The topic of privacy and school divisions overstepping their legal boundry is a hot and ongoing item. Here are several more articles on the topic.
Arlington expands social media rules for teachers
Under a new policy, Arlington teachers would have to register social media accounts geared toward instruction — such as a class Facebook page or a Twitter account used for homework reminders — with their principals, who would be allowed to request the account’s password.
In the Digital Age, Welcoming Cell Phones in the Class
Do schools have the right to expel students for tweets?
"The ’automatic tracking system’ the school uses apparently tracks tweets whenever a student logs in to their account.

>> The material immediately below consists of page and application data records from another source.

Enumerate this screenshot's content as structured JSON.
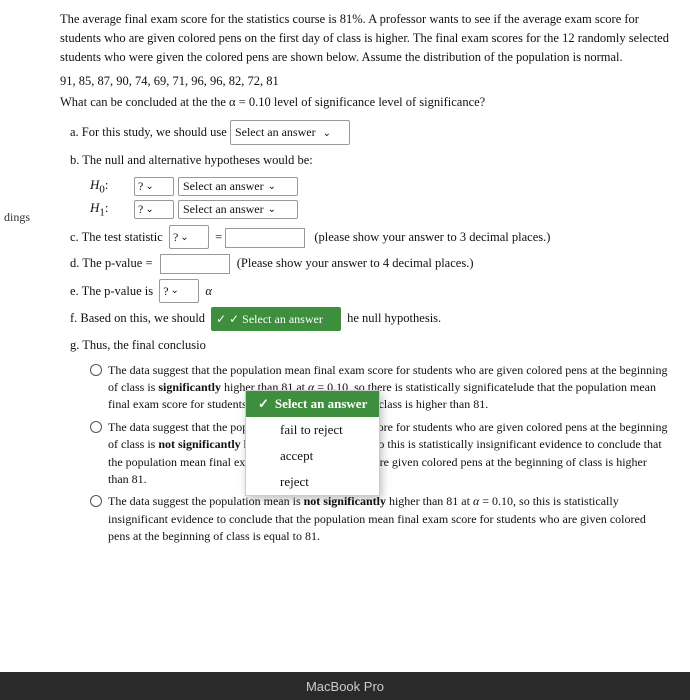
{
  "problem": {
    "intro": "The average final exam score for the statistics course is 81%. A professor wants to see if the average exam score for students who are given colored pens on the first day of class is higher. The final exam scores for the 12 randomly selected students who were given the colored pens are shown below. Assume the distribution of the population is normal.",
    "data": "91, 85, 87, 90, 74, 69, 71, 96, 96, 82, 72, 81",
    "question": "What can be concluded at the the α = 0.10 level of significance level of significance?",
    "part_a_label": "a. For this study, we should use",
    "part_a_select": "Select an answer",
    "part_b_label": "b. The null and alternative hypotheses would be:",
    "h0_label": "H₀:",
    "h1_label": "H₁:",
    "h0_symbol_select": "?",
    "h1_symbol_select": "?",
    "h0_answer_select": "Select an answer",
    "h1_answer_select": "Select an answer",
    "part_c_label": "c. The test statistic",
    "part_c_select": "?",
    "part_c_note": "(please show your answer to 3 decimal places.)",
    "part_d_label": "d. The p-value =",
    "part_d_note": "(Please show your answer to 4 decimal places.)",
    "part_e_label": "e. The p-value is",
    "part_e_select": "?",
    "part_e_alpha": "α",
    "part_f_label": "f. Based on this, we should",
    "part_f_select_text": "✓ Select an answer",
    "part_f_note": "he null hypothesis.",
    "part_g_label": "g. Thus, the final conclusio",
    "radio_options": [
      "The data suggest that the population mean final exam score for students who are given colored pens at the beginning of class is significantly higher than 81 at α = 0.10, so there is statistically significant evidence to conclude that the population mean final exam score for students who are given colored pens at the beginning of class is higher than 81.",
      "The data suggest that the population mean final exam score for students who are given colored pens at the beginning of class is not significantly higher than 81 at α = 0.10, so this is statistically insignificant evidence to conclude that the population mean final exam score for students who are given colored pens at the beginning of class is higher than 81.",
      "The data suggest the population mean is not significantly higher than 81 at α = 0.10, so this is statistically insignificant evidence to conclude that the population mean final exam score for students who are given colored pens at the beginning of class is equal to 81."
    ],
    "dropdown_items": [
      {
        "label": "Select an answer",
        "selected": true
      },
      {
        "label": "fail to reject",
        "selected": false
      },
      {
        "label": "accept",
        "selected": false
      },
      {
        "label": "reject",
        "selected": false
      }
    ]
  },
  "left_margin": "dings",
  "bottom_bar": "MacBook Pro"
}
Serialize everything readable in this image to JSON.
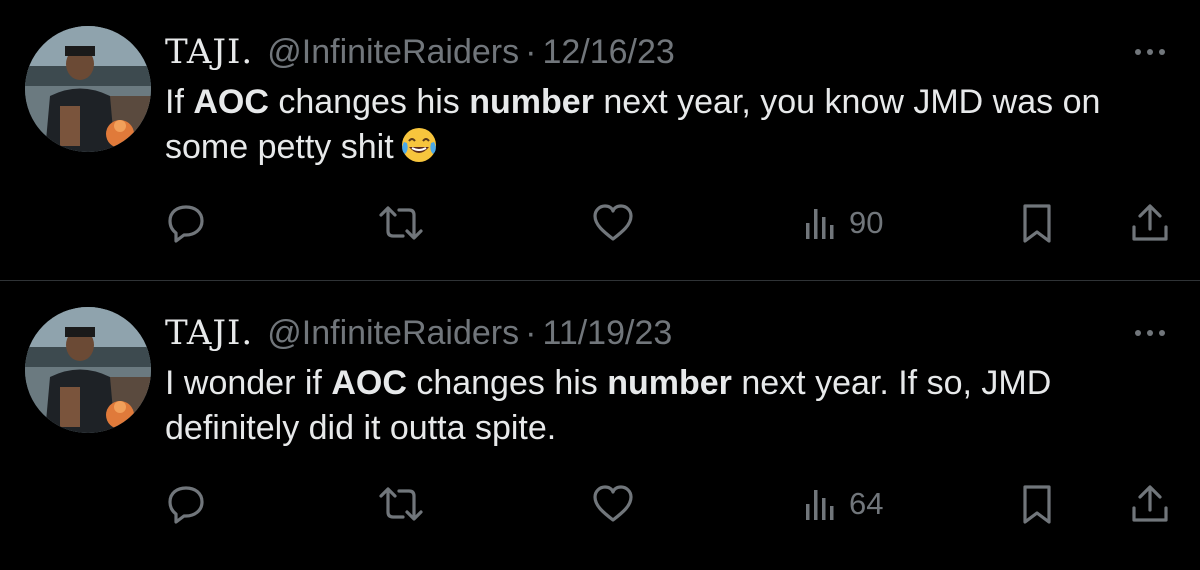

There is a question mark circling around whether the system actually works or not — as the student states his message was sent outside both school grounds and hours."
The implications of schools demanding access to student mobile devices
"As the backlash from the parents of affected students increases, schools are looking for ways that they can legally monitor cyberbullying — which usually takes the form of text messages or communication across social networks."
Amidst a Mobile Revolution in Schools, Will Old Teaching Tactics Work?
“People are talking about this being an inflection point,” said Elliot Soloway. Soloway is a professor at the School of Education at the University of Michigan, and a longtime proponent of mobile learning. “It feels like something major is about to happen. It went from a silly idea, to, ‘Of course it’s inevitable.”
But recently – in the last two or three years – something has changed. Schools seem to be getting over their fears and want to bring the Web and social media and all the attendant digital tools into the classroom. You can see this change reflected in a slew of new Acceptable Use Policies (AUPs) across the country that emphasize responsibility over mere acceptance and the implementation of school-wide blogs and even the distribution of smartphones for classroom use.